YOUR INSTRUCTIONS => Below are the records; copy out every line that holds the word "game".

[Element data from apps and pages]
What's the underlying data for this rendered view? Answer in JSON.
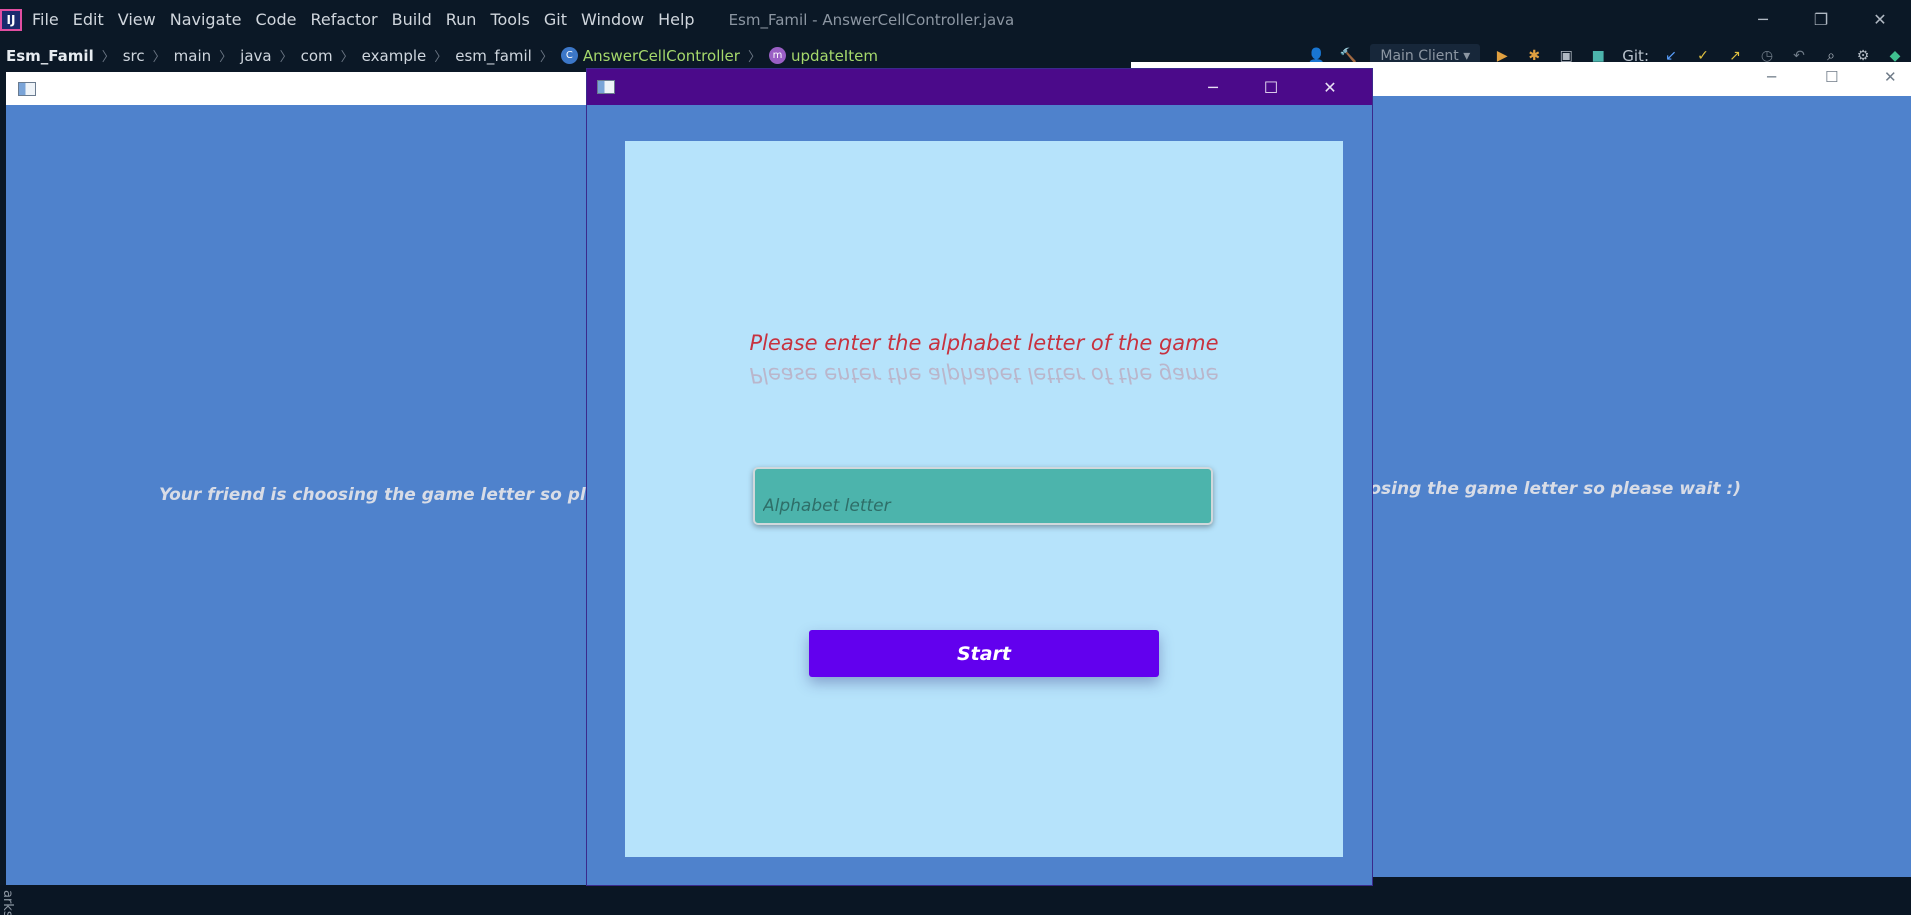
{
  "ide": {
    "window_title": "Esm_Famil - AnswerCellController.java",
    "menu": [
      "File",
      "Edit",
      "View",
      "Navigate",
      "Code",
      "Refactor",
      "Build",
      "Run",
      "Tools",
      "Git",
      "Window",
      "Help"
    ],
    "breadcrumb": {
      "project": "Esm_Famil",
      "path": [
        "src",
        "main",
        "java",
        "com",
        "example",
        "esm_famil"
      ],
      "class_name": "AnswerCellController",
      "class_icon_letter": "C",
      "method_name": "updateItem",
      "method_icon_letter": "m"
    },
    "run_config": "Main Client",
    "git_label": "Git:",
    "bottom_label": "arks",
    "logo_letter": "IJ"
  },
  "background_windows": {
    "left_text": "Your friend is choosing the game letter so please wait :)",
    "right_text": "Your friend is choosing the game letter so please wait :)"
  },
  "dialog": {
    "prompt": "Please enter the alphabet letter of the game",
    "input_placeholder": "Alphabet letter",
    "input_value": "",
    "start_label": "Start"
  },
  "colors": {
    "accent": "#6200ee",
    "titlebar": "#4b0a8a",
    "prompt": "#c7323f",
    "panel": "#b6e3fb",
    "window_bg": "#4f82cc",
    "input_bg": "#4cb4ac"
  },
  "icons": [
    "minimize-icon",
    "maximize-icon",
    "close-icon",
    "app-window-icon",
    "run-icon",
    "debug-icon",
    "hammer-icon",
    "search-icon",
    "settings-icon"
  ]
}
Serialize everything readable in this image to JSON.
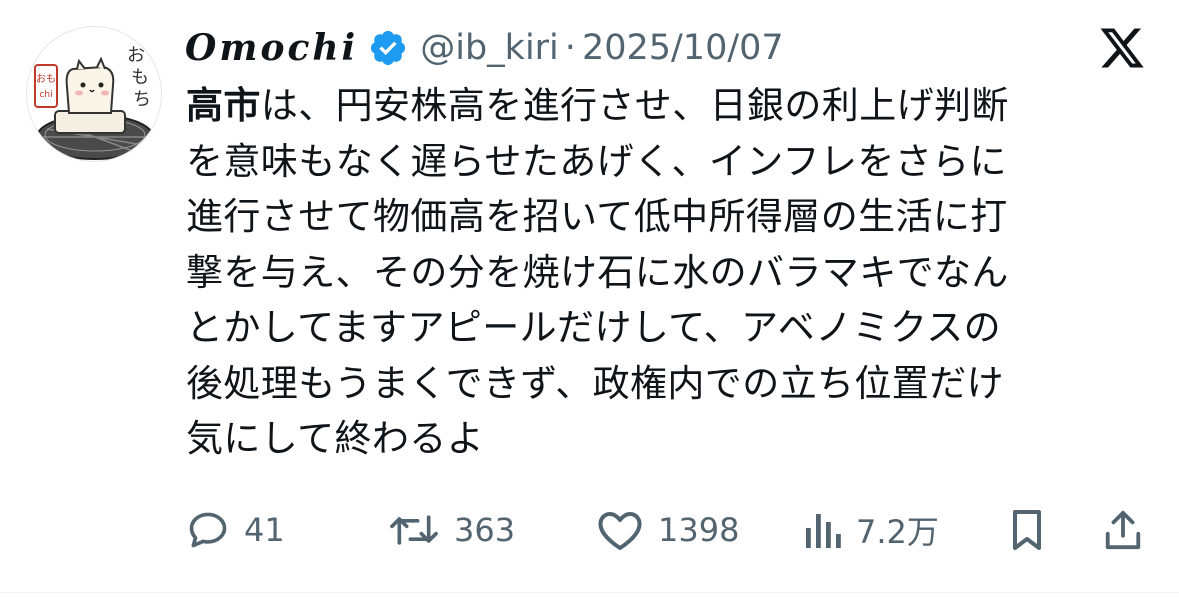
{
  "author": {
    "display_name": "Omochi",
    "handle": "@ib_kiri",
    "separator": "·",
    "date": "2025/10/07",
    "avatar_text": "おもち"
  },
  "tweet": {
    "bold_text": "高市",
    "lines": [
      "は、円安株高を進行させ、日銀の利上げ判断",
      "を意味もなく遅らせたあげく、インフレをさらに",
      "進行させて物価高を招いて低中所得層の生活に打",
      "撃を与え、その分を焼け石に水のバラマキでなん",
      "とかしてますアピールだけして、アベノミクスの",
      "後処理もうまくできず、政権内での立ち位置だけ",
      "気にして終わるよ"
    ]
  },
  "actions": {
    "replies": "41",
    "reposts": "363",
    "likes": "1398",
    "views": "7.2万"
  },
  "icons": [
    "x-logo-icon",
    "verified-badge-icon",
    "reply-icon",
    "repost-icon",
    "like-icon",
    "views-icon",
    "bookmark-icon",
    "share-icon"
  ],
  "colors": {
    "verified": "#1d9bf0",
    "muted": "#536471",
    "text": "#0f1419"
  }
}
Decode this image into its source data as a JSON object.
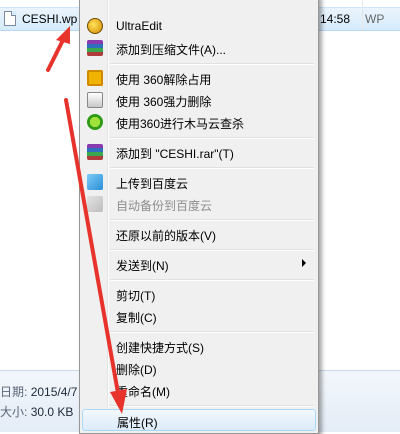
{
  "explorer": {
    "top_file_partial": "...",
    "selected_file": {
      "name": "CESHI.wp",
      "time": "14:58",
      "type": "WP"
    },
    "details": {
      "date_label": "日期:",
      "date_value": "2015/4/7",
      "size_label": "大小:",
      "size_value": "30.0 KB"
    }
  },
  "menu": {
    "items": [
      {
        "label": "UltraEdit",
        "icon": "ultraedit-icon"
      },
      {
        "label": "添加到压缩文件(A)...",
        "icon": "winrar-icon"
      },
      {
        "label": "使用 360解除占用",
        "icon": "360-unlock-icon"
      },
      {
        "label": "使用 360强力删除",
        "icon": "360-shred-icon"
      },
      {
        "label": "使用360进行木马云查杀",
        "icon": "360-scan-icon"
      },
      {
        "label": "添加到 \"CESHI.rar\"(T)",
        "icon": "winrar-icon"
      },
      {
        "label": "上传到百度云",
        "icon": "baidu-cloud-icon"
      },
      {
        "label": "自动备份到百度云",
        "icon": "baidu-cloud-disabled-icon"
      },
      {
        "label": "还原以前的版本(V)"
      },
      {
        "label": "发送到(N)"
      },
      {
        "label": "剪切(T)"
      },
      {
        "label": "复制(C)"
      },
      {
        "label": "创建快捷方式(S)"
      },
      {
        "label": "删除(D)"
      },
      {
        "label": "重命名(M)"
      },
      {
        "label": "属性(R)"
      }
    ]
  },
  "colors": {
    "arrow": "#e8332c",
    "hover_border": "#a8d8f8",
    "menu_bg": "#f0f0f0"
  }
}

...

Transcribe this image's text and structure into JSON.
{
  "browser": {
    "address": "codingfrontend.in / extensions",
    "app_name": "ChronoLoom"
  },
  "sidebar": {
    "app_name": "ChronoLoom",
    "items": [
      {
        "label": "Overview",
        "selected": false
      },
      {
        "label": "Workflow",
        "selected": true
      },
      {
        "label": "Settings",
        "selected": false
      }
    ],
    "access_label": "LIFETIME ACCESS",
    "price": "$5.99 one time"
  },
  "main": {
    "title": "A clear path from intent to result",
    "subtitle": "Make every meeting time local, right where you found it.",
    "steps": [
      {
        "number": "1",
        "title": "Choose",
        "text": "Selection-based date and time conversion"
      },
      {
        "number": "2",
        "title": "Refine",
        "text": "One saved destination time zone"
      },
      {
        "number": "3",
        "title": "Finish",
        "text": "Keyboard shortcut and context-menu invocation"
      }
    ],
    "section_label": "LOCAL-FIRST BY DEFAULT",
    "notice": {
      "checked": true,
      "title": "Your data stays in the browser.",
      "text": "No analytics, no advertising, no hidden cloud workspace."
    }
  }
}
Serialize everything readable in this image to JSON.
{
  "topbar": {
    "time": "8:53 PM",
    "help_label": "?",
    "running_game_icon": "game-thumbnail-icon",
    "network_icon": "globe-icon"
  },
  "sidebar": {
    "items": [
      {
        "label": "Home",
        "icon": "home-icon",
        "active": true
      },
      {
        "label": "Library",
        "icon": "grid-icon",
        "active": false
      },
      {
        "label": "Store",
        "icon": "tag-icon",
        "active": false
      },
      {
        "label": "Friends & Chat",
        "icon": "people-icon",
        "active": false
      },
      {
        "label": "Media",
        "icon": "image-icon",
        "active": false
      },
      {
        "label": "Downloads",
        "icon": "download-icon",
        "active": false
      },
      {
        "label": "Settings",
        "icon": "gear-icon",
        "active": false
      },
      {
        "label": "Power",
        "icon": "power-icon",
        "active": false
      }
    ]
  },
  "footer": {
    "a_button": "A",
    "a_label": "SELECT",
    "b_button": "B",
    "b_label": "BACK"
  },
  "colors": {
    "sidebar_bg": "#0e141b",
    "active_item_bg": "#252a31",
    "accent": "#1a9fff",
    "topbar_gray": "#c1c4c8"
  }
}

TASK RESULT =>
    "left_text": "Your friend is choosing the game letter so please wait :)",
    "right_text": "Your friend is choosing the game letter so please wait :)"
    "prompt": "Please enter the alphabet letter of the game",
    "running_game_icon": "game-thumbnail-icon",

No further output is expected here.